:: RECORDS PROVIDED
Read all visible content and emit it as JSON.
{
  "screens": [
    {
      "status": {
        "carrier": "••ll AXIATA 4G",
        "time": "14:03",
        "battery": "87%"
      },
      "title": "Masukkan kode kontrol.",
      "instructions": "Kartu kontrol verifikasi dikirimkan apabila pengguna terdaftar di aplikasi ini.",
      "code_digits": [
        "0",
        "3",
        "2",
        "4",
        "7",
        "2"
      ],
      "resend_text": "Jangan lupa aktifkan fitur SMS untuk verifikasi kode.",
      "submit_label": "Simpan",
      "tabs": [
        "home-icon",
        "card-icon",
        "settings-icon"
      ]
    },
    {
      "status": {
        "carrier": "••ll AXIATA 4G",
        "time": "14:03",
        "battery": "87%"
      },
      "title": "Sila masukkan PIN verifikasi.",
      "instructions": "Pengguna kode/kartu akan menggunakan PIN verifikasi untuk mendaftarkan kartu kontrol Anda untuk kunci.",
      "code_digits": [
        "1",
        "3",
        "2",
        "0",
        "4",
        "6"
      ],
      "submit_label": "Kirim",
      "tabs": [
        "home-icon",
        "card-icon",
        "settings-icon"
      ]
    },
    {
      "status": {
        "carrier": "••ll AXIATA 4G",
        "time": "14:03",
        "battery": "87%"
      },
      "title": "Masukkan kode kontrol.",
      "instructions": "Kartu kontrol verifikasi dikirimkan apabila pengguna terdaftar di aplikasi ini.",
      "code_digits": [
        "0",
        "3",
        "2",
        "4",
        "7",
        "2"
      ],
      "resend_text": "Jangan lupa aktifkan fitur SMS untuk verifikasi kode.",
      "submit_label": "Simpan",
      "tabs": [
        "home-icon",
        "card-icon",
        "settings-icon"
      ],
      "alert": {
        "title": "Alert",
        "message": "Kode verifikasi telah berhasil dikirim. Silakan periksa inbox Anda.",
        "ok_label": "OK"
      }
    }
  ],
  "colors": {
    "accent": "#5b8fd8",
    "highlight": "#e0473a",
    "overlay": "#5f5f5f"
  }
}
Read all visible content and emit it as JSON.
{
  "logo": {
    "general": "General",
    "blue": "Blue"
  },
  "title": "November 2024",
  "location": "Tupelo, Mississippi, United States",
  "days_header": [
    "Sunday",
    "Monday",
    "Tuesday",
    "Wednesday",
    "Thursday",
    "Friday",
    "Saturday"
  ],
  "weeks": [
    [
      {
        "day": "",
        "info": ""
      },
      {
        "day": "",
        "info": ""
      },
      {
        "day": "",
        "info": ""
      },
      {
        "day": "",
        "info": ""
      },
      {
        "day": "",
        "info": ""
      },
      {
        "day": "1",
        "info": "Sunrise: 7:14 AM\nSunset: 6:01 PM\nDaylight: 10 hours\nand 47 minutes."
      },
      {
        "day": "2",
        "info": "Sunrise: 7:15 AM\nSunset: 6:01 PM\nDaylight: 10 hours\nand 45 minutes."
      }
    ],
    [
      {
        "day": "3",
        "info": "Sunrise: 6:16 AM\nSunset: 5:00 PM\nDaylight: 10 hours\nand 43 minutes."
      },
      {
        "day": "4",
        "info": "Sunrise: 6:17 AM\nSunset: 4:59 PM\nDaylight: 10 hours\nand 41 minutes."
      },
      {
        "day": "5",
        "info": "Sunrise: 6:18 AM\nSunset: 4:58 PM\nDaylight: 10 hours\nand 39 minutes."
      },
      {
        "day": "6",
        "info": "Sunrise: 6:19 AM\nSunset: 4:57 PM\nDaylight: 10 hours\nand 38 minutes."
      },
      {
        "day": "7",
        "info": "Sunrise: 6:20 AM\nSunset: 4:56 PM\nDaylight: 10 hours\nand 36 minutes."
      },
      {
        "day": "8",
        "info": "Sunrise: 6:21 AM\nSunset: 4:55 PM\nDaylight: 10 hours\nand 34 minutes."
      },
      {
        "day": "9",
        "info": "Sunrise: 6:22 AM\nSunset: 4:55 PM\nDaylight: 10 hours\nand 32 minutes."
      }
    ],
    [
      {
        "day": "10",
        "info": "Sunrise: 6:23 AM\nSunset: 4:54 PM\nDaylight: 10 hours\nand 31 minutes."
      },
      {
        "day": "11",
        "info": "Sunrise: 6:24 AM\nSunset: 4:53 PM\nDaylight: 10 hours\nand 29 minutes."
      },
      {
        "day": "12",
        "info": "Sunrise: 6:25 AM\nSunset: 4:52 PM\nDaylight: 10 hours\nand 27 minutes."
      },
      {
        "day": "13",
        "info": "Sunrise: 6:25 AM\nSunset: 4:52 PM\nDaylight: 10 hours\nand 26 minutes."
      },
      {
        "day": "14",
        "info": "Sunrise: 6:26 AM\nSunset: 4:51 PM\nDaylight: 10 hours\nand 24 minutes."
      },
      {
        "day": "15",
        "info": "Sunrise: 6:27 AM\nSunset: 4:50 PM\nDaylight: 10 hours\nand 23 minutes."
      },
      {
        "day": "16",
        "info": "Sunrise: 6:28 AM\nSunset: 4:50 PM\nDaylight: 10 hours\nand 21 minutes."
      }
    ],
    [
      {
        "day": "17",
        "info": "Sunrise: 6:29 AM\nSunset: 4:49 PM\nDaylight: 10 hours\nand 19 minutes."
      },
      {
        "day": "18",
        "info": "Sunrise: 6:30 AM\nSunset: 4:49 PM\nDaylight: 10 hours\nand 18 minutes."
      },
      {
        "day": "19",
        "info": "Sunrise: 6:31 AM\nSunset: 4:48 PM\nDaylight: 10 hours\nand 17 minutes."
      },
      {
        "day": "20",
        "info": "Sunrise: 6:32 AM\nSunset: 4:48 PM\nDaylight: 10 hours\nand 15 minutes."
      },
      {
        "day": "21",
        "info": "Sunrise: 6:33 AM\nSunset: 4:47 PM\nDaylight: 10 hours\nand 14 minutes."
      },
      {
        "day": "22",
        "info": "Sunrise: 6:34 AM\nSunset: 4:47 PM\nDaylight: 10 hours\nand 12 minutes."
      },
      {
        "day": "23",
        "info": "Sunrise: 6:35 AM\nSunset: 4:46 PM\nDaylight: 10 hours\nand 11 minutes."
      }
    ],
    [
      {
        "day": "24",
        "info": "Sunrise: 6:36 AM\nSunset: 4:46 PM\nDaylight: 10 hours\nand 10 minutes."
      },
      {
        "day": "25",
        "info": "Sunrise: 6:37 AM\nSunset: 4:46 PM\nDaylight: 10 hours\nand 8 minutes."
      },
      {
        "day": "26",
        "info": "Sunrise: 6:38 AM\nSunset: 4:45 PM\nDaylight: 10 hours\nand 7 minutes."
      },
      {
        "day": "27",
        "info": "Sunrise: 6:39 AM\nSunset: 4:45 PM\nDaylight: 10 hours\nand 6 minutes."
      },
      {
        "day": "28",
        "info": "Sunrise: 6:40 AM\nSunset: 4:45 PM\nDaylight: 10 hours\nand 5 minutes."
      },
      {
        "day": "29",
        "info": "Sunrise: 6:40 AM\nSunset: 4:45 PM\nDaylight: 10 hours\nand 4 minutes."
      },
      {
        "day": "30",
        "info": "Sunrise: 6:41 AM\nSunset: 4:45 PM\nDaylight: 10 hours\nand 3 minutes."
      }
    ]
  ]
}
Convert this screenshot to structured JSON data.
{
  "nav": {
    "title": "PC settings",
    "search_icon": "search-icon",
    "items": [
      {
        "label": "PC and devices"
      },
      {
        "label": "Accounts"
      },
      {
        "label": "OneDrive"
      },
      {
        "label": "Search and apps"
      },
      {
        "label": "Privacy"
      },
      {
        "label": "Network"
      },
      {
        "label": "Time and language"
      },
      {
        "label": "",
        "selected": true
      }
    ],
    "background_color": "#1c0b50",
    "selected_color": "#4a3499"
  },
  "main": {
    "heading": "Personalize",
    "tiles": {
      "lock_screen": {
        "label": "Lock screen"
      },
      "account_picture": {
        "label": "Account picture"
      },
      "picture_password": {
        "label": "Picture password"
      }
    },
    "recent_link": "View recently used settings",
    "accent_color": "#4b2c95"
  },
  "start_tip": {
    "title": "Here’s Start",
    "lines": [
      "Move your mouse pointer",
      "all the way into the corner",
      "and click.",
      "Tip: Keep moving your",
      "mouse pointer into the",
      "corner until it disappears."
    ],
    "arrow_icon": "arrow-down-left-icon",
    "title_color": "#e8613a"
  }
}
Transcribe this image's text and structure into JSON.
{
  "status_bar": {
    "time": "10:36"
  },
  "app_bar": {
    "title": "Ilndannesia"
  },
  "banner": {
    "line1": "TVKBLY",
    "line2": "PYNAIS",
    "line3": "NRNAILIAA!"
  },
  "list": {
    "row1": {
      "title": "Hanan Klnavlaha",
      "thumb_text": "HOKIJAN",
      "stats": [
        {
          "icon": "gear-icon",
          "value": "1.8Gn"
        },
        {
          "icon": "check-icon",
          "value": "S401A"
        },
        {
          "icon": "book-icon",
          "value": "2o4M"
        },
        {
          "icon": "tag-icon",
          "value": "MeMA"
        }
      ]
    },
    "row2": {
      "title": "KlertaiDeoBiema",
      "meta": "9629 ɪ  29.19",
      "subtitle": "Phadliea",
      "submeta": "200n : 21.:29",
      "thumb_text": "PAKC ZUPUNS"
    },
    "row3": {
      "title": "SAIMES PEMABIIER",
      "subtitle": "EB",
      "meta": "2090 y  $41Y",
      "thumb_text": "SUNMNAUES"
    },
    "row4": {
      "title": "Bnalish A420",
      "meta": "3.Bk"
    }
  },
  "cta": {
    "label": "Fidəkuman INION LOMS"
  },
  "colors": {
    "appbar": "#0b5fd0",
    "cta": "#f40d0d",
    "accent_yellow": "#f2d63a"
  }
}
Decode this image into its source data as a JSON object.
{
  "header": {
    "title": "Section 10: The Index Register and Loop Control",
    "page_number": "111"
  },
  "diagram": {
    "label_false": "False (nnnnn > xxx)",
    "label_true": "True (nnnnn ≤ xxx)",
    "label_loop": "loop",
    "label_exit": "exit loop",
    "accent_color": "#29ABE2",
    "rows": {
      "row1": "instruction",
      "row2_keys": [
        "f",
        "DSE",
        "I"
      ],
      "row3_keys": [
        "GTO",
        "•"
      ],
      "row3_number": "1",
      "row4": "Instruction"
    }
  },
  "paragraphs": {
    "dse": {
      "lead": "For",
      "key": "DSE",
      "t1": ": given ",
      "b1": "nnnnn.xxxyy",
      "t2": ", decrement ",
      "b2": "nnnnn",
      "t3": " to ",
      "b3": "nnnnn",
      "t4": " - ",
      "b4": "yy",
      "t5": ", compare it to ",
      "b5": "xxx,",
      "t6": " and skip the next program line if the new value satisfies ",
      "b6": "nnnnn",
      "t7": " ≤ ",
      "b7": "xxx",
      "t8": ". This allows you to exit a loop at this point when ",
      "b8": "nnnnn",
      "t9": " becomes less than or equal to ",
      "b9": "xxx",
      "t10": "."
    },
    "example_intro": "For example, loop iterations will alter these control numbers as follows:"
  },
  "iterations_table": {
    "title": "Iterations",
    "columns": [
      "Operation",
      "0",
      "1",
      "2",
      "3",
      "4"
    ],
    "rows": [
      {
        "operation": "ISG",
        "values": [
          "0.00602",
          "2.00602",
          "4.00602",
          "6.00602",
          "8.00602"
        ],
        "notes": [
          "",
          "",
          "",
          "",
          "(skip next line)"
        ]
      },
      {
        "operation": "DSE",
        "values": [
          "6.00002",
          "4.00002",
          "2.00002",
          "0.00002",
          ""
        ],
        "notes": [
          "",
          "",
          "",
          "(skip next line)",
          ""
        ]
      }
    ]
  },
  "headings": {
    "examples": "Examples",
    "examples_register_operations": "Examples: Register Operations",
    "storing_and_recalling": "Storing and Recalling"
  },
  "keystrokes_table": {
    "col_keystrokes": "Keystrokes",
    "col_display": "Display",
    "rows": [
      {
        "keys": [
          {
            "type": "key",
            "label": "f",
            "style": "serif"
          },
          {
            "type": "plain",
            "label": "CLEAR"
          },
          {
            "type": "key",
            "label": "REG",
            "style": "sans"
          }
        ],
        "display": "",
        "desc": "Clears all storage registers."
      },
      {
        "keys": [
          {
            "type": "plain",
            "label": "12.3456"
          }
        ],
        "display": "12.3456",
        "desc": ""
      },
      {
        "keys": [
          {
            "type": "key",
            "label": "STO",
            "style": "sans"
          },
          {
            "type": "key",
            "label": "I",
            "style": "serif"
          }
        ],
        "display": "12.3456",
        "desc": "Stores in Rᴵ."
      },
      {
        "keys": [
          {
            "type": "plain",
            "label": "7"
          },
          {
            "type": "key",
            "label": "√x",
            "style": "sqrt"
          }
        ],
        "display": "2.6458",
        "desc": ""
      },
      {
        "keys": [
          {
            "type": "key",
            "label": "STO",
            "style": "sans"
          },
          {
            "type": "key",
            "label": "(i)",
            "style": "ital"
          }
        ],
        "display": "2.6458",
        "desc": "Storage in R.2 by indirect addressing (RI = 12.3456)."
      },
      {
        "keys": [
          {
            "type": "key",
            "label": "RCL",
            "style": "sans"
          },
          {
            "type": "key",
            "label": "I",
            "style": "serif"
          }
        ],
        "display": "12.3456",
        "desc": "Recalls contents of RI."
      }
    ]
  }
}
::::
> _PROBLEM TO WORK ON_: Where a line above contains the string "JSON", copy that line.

> _THE COMPLETED TASK_:
Read all visible content and emit it as JSON.
Read all visible content and emit it as JSON.
Convert this screenshot to structured JSON data.
Transcribe this image's text and structure into JSON.
Decode this image into its source data as a JSON object.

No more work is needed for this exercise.